Exercise prompt: The records beneath should be printed exactly, and the pictures are to be left out.

Dataset rows for apps and sites:
[Start of section]

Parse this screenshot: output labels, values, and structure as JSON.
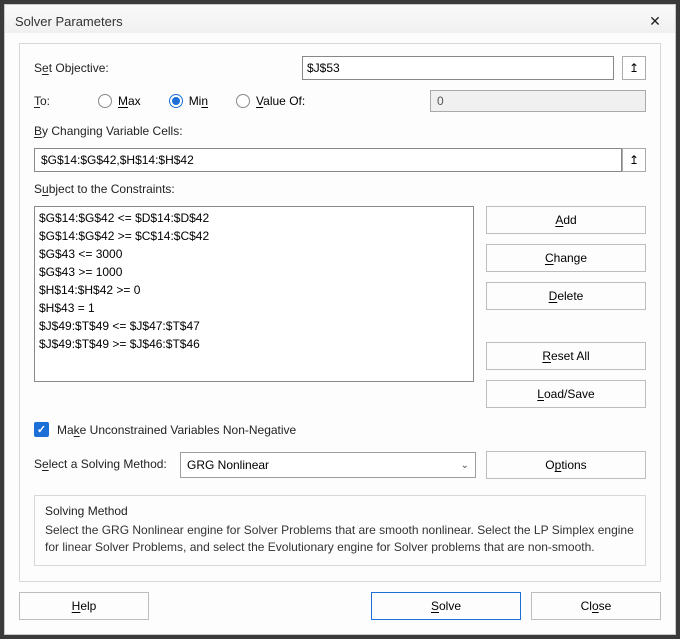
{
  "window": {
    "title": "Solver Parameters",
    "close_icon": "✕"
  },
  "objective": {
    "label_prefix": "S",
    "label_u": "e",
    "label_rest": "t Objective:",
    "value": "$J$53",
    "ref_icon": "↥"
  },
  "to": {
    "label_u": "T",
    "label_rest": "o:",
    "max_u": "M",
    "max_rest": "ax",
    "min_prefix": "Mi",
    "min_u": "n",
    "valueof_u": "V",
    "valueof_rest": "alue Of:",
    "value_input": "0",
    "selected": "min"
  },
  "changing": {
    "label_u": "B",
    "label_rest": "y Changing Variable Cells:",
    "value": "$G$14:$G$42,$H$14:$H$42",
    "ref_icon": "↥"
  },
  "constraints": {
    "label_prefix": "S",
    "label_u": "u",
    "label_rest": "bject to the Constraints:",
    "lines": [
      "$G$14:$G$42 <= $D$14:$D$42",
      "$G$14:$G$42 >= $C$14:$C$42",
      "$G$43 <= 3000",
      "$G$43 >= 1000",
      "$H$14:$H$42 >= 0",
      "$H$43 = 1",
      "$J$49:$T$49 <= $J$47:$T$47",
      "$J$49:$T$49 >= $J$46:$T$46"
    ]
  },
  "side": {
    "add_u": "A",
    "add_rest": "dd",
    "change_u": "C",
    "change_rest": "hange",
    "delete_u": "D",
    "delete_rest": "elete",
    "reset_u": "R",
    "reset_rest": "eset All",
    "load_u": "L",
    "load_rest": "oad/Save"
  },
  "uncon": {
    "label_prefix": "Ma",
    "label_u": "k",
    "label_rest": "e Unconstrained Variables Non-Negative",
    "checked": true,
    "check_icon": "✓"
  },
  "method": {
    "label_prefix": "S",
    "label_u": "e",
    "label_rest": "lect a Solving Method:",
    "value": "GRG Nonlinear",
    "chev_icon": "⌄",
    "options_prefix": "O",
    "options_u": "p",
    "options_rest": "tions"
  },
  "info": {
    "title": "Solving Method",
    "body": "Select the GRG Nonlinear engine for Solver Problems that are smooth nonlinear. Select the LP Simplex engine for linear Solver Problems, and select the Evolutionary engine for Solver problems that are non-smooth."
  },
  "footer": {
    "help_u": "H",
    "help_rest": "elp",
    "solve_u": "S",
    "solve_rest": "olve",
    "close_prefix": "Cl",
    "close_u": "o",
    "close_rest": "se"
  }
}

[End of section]

Exercise result:
Parse this screenshot: output labels, values, and structure as JSON.
{
  "window": {
    "title": "Solver Parameters",
    "close_icon": "✕"
  },
  "objective": {
    "label_prefix": "S",
    "label_u": "e",
    "label_rest": "t Objective:",
    "value": "$J$53",
    "ref_icon": "↥"
  },
  "to": {
    "label_u": "T",
    "label_rest": "o:",
    "max_u": "M",
    "max_rest": "ax",
    "min_prefix": "Mi",
    "min_u": "n",
    "valueof_u": "V",
    "valueof_rest": "alue Of:",
    "value_input": "0",
    "selected": "min"
  },
  "changing": {
    "label_u": "B",
    "label_rest": "y Changing Variable Cells:",
    "value": "$G$14:$G$42,$H$14:$H$42",
    "ref_icon": "↥"
  },
  "constraints": {
    "label_prefix": "S",
    "label_u": "u",
    "label_rest": "bject to the Constraints:",
    "lines": [
      "$G$14:$G$42 <= $D$14:$D$42",
      "$G$14:$G$42 >= $C$14:$C$42",
      "$G$43 <= 3000",
      "$G$43 >= 1000",
      "$H$14:$H$42 >= 0",
      "$H$43 = 1",
      "$J$49:$T$49 <= $J$47:$T$47",
      "$J$49:$T$49 >= $J$46:$T$46"
    ]
  },
  "side": {
    "add_u": "A",
    "add_rest": "dd",
    "change_u": "C",
    "change_rest": "hange",
    "delete_u": "D",
    "delete_rest": "elete",
    "reset_u": "R",
    "reset_rest": "eset All",
    "load_u": "L",
    "load_rest": "oad/Save"
  },
  "uncon": {
    "label_prefix": "Ma",
    "label_u": "k",
    "label_rest": "e Unconstrained Variables Non-Negative",
    "checked": true,
    "check_icon": "✓"
  },
  "method": {
    "label_prefix": "S",
    "label_u": "e",
    "label_rest": "lect a Solving Method:",
    "value": "GRG Nonlinear",
    "chev_icon": "⌄",
    "options_prefix": "O",
    "options_u": "p",
    "options_rest": "tions"
  },
  "info": {
    "title": "Solving Method",
    "body": "Select the GRG Nonlinear engine for Solver Problems that are smooth nonlinear. Select the LP Simplex engine for linear Solver Problems, and select the Evolutionary engine for Solver problems that are non-smooth."
  },
  "footer": {
    "help_u": "H",
    "help_rest": "elp",
    "solve_u": "S",
    "solve_rest": "olve",
    "close_prefix": "Cl",
    "close_u": "o",
    "close_rest": "se"
  }
}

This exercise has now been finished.